At the heart of “Camelot” are the relationships between Arthur, Guinevere, and Sir Lancelot. Each member of this triad holds a deep love for the others, and yet their actions spin them further and further into tragedy.
Watson, Arle, and Houdaigui were distinctly successful in capturing the evolution of these relationships through musical numbers. In “If Ever I Would Leave You,” Lancelot confronts the fragility and potential danger existing within his relationship with Guinevere in an intimate and thoughtful serenade, which Arle performed with chivalry and gentleness.
In her debut portrayal of King Arthur, Watson was both endearing and fittingly complicated. She navigated the role with confidence, fully embracing the “Peter Pan-like” qualities of a king whose well-meaning naïveté prevents him from fully growing up.
However, the three leads would not have been able to perform to such a high level without the bolstering of the six-person ensemble that came to stage in plot-moving musical numbers such as “The Jousts” and “Guinevere.” The spirit and commitment of the ensemble demonstrated the broader cohesion and dynamism of the performance as a whole.
Even with the best of talent and resources, “Camelot” is an ambitious musical for a college theater group to take on; the script has an extraordinarily long and complex plot stuffed with action, tension, and character dimension. What begins as a lighthearted comedy switches quickly and without warning to a deeply upsetting and tragic dilemma.
While there were a few technical glitches in the performance, such as miscued lighting and dropped props, the evident passion and eagerness with which the musical was performed smoothed over any wrinkles. It was clear that each movement and facial expression had been carefully thought through to reflect Rubenstein’s vision and to amplify a universal message.
“[‘Camelot’ is] a beautiful idea of this one brief shining moment,” Rubenstein said. “The product of this vision of a government that could be a voice for all people; where a round table could exist and there would be no head.
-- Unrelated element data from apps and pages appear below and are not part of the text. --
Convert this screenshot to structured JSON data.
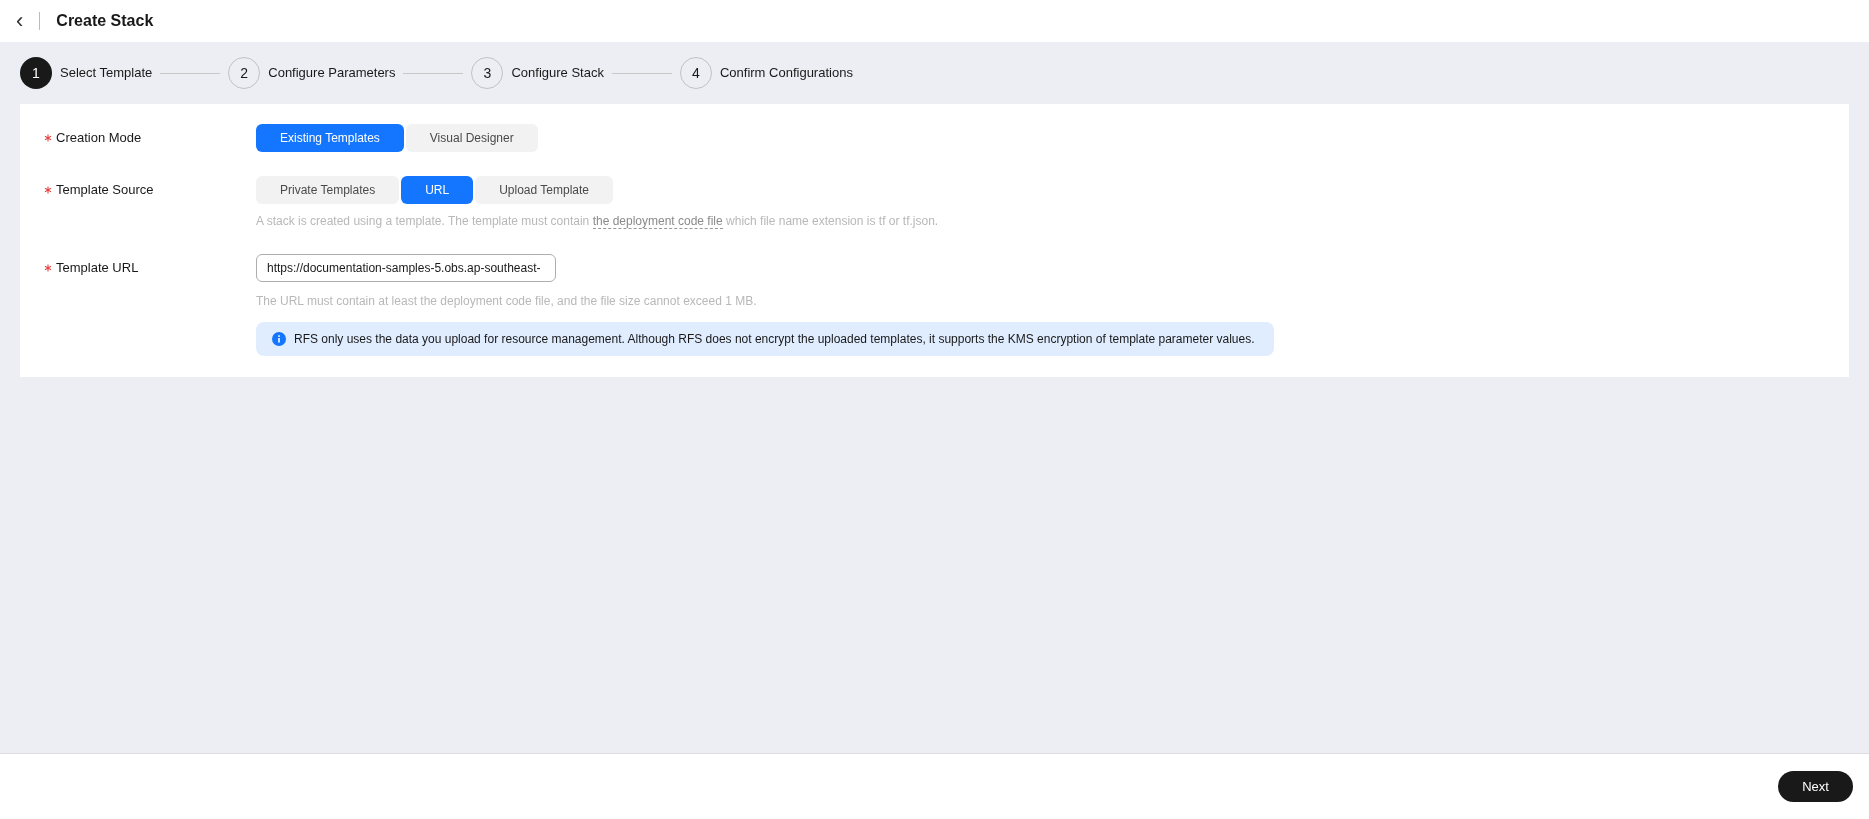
{
  "header": {
    "back_icon": "‹",
    "title": "Create Stack"
  },
  "steps": [
    {
      "number": "1",
      "label": "Select Template",
      "selected": true
    },
    {
      "number": "2",
      "label": "Configure Parameters",
      "selected": false
    },
    {
      "number": "3",
      "label": "Configure Stack",
      "selected": false
    },
    {
      "number": "4",
      "label": "Confirm Configurations",
      "selected": false
    }
  ],
  "form": {
    "creation_mode": {
      "label": "Creation Mode",
      "required": true,
      "options": [
        {
          "label": "Existing Templates",
          "selected": true
        },
        {
          "label": "Visual Designer",
          "selected": false
        }
      ]
    },
    "template_source": {
      "label": "Template Source",
      "required": true,
      "options": [
        {
          "label": "Private Templates",
          "selected": false
        },
        {
          "label": "URL",
          "selected": true
        },
        {
          "label": "Upload Template",
          "selected": false
        }
      ],
      "hint": {
        "before": "A stack is created using a template. The template must contain ",
        "link": "the deployment code file",
        "after": " which file name extension is tf or tf.json."
      }
    },
    "template_url": {
      "label": "Template URL",
      "required": true,
      "value": "https://documentation-samples-5.obs.ap-southeast-",
      "hint": "The URL must contain at least the deployment code file, and the file size cannot exceed 1 MB."
    },
    "info": "RFS only uses the data you upload for resource management. Although RFS does not encrypt the uploaded templates, it supports the KMS encryption of template parameter values."
  },
  "footer": {
    "next": "Next"
  }
}
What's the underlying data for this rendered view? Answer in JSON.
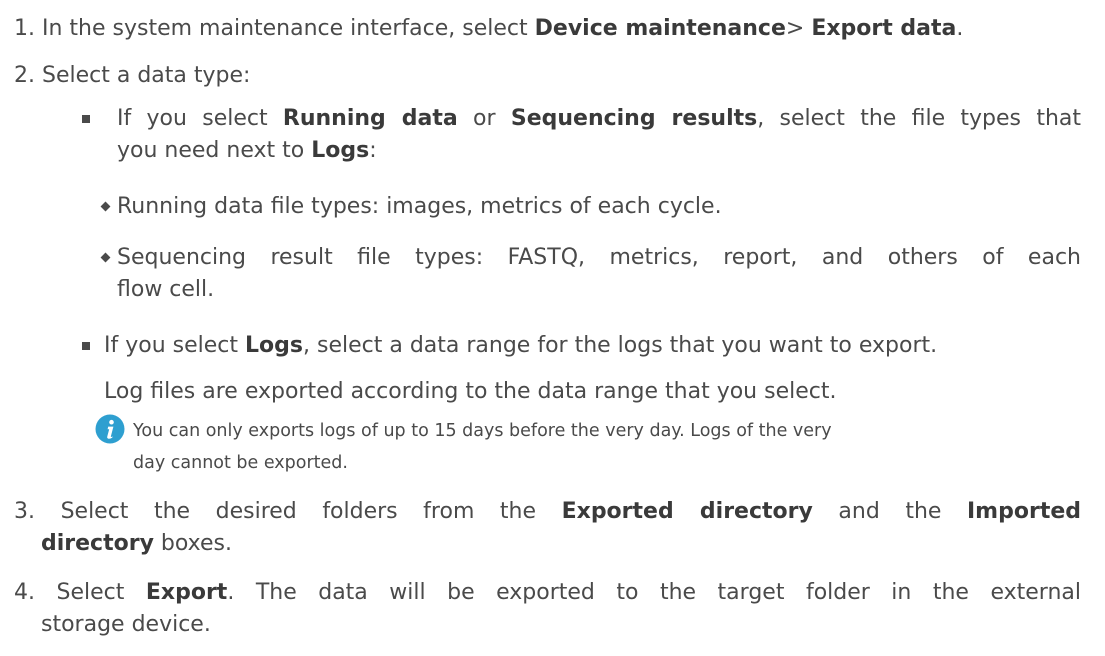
{
  "steps": [
    {
      "number": "1.",
      "prefix": "In the system maintenance interface, select ",
      "bold1": "Device maintenance",
      "middle": "> ",
      "bold2": "Export data",
      "suffix": "."
    },
    {
      "number": "2.",
      "text": "Select a data type:",
      "bullets": [
        {
          "line1_prefix": "If you select ",
          "line1_bold1": "Running data",
          "line1_mid": " or ",
          "line1_bold2": "Sequencing results",
          "line1_suffix": ", select the file types that",
          "line2_prefix": "you need next to ",
          "line2_bold": "Logs",
          "line2_suffix": ":",
          "sub_items": [
            {
              "line1": "Running data file types: images, metrics of each cycle."
            },
            {
              "line1": "Sequencing result file types: FASTQ, metrics, report, and others of each",
              "line2": "flow cell."
            }
          ]
        },
        {
          "line1_prefix": "If you select ",
          "line1_bold": "Logs",
          "line1_suffix": ", select a data range for the logs that you want to export.",
          "para": "Log files are exported according to the data range that you select.",
          "note_line1": "You can only exports logs of up to 15 days before the very day. Logs of the very",
          "note_line2": "day cannot be exported.",
          "note_icon": "info-icon"
        }
      ]
    },
    {
      "number": "3.",
      "line1_prefix": "Select the desired folders from the ",
      "line1_bold1": "Exported directory",
      "line1_mid": " and the ",
      "line1_bold2": "Imported",
      "line2_bold": "directory",
      "line2_suffix": " boxes."
    },
    {
      "number": "4.",
      "line1_prefix": "Select ",
      "line1_bold": "Export",
      "line1_suffix": ". The data will be exported to the target folder in the external",
      "line2": "storage device."
    }
  ],
  "colors": {
    "text": "#4a4a4a",
    "icon": "#2e9fd0"
  }
}
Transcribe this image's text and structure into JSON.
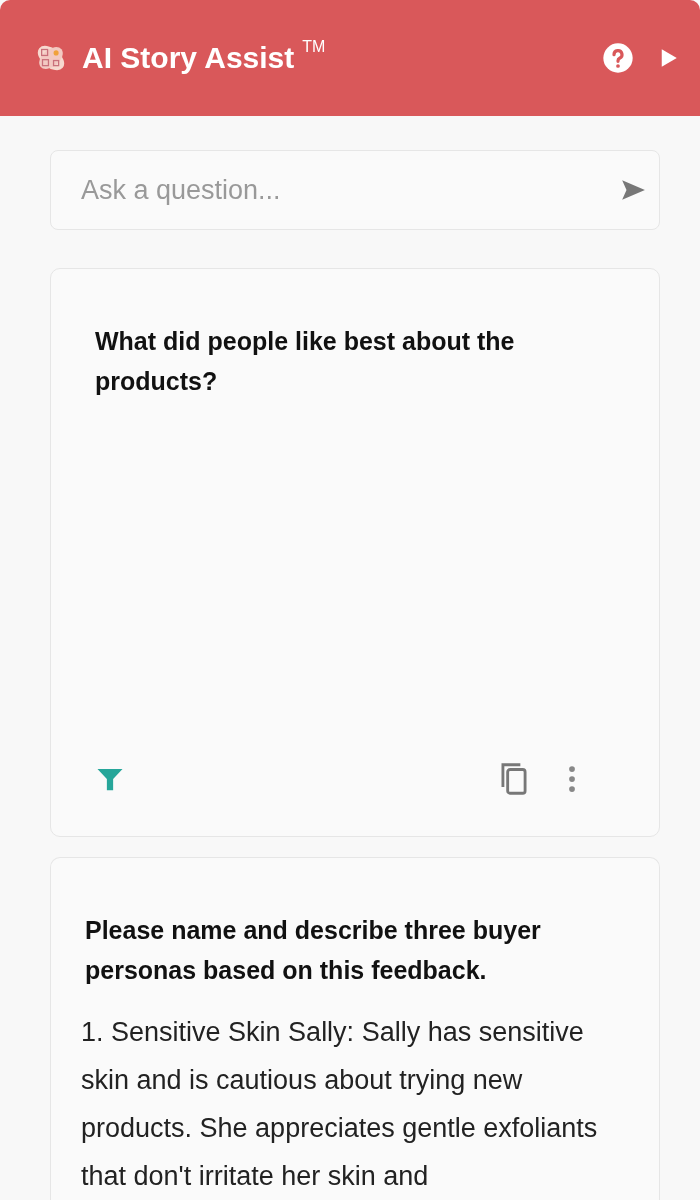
{
  "header": {
    "title": "AI Story Assist",
    "trademark": "TM"
  },
  "ask": {
    "placeholder": "Ask a question..."
  },
  "cards": [
    {
      "question": "What did people like best about the products?",
      "kind": "pending"
    },
    {
      "question": "Please name and describe three buyer personas based on this feedback.",
      "answer": " 1. Sensitive Skin Sally: Sally has sensitive skin and is cautious about trying new products. She appreciates gentle exfoliants that don't irritate her skin and",
      "kind": "answered"
    }
  ]
}
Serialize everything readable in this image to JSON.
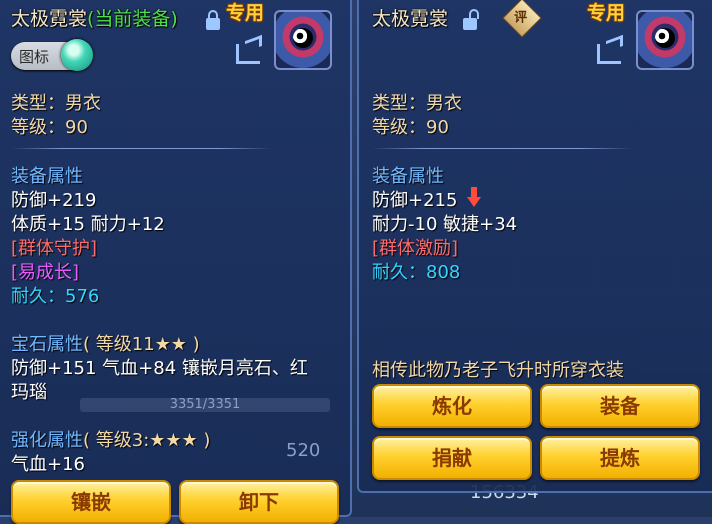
{
  "left": {
    "title": "太极霓裳",
    "title_status": "(当前装备)",
    "special_tag": "专用",
    "icon_toggle_label": "图标",
    "type_line": "类型：男衣",
    "level_line": "等级：90",
    "attr_header": "装备属性",
    "attrs": [
      "防御+219",
      "体质+15 耐力+12"
    ],
    "effect_1": "[群体守护]",
    "effect_2": "[易成长]",
    "durability_label": "耐久：",
    "durability_value": "576",
    "gem_header": "宝石属性",
    "gem_level": "( 等级11★★ )",
    "gem_line_1": "防御+151 气血+84 镶嵌月亮石、红",
    "gem_line_2": "玛瑙",
    "enhance_header": "强化属性",
    "enhance_level": "( 等级3:★★★ )",
    "enhance_line": "气血+16",
    "buttons": [
      "镶嵌",
      "卸下"
    ]
  },
  "right": {
    "title": "太极霓裳",
    "rate_label": "评",
    "special_tag": "专用",
    "type_line": "类型：男衣",
    "level_line": "等级：90",
    "attr_header": "装备属性",
    "attrs": [
      "防御+215",
      "耐力-10 敏捷+34"
    ],
    "effect_1": "[群体激励]",
    "durability_label": "耐久：",
    "durability_value": "808",
    "description": "相传此物乃老子飞升时所穿衣装",
    "buttons": [
      "炼化",
      "装备",
      "捐献",
      "提炼"
    ]
  },
  "background": {
    "hp_bar_text": "3351/3351",
    "stat_value": "520",
    "money_text": "156334"
  },
  "colors": {
    "gold_text": "#f3d8a6",
    "effect_red": "#ff6a6a",
    "effect_pink": "#e85cff",
    "durability_cyan": "#36d4ff",
    "button_gold": "#ffd12e",
    "green_status": "#4ee04a"
  }
}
Where all voices could come together and be heard and be listened to.”